[Material for this task]
+ + + +
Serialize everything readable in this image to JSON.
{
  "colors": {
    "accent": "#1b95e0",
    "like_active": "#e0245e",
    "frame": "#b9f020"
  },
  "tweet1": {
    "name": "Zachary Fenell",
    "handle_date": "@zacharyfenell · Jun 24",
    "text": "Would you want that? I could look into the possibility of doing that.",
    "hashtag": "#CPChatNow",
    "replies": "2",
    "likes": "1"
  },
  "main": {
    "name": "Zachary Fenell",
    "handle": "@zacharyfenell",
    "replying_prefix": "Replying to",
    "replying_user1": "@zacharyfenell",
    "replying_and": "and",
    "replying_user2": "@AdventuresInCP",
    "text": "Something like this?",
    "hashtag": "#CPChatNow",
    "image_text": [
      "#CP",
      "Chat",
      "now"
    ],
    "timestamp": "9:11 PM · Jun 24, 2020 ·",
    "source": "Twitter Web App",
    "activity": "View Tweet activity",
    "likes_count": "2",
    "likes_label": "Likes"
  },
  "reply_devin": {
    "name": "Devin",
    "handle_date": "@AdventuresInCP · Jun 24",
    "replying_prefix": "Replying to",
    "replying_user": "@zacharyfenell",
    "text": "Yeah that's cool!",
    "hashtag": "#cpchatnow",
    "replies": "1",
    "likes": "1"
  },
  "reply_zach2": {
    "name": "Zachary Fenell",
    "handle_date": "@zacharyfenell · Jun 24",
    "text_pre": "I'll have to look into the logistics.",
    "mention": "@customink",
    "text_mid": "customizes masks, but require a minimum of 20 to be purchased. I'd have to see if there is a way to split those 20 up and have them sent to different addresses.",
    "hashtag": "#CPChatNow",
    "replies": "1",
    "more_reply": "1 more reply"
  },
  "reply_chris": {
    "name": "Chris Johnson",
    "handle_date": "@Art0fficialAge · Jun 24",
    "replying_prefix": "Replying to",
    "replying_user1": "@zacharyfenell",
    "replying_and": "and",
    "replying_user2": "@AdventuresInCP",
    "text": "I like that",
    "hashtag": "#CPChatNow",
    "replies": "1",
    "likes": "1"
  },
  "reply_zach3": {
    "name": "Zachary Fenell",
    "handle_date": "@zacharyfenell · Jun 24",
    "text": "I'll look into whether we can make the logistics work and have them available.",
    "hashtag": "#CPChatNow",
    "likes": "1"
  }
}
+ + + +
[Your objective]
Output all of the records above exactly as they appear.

[Reply to the exercise]
Serialize everything readable in this image to JSON.
{
  "colors": {
    "accent": "#1b95e0",
    "like_active": "#e0245e",
    "frame": "#b9f020"
  },
  "tweet1": {
    "name": "Zachary Fenell",
    "handle_date": "@zacharyfenell · Jun 24",
    "text": "Would you want that? I could look into the possibility of doing that.",
    "hashtag": "#CPChatNow",
    "replies": "2",
    "likes": "1"
  },
  "main": {
    "name": "Zachary Fenell",
    "handle": "@zacharyfenell",
    "replying_prefix": "Replying to",
    "replying_user1": "@zacharyfenell",
    "replying_and": "and",
    "replying_user2": "@AdventuresInCP",
    "text": "Something like this?",
    "hashtag": "#CPChatNow",
    "image_text": [
      "#CP",
      "Chat",
      "now"
    ],
    "timestamp": "9:11 PM · Jun 24, 2020 ·",
    "source": "Twitter Web App",
    "activity": "View Tweet activity",
    "likes_count": "2",
    "likes_label": "Likes"
  },
  "reply_devin": {
    "name": "Devin",
    "handle_date": "@AdventuresInCP · Jun 24",
    "replying_prefix": "Replying to",
    "replying_user": "@zacharyfenell",
    "text": "Yeah that's cool!",
    "hashtag": "#cpchatnow",
    "replies": "1",
    "likes": "1"
  },
  "reply_zach2": {
    "name": "Zachary Fenell",
    "handle_date": "@zacharyfenell · Jun 24",
    "text_pre": "I'll have to look into the logistics.",
    "mention": "@customink",
    "text_mid": "customizes masks, but require a minimum of 20 to be purchased. I'd have to see if there is a way to split those 20 up and have them sent to different addresses.",
    "hashtag": "#CPChatNow",
    "replies": "1",
    "more_reply": "1 more reply"
  },
  "reply_chris": {
    "name": "Chris Johnson",
    "handle_date": "@Art0fficialAge · Jun 24",
    "replying_prefix": "Replying to",
    "replying_user1": "@zacharyfenell",
    "replying_and": "and",
    "replying_user2": "@AdventuresInCP",
    "text": "I like that",
    "hashtag": "#CPChatNow",
    "replies": "1",
    "likes": "1"
  },
  "reply_zach3": {
    "name": "Zachary Fenell",
    "handle_date": "@zacharyfenell · Jun 24",
    "text": "I'll look into whether we can make the logistics work and have them available.",
    "hashtag": "#CPChatNow",
    "likes": "1"
  }
}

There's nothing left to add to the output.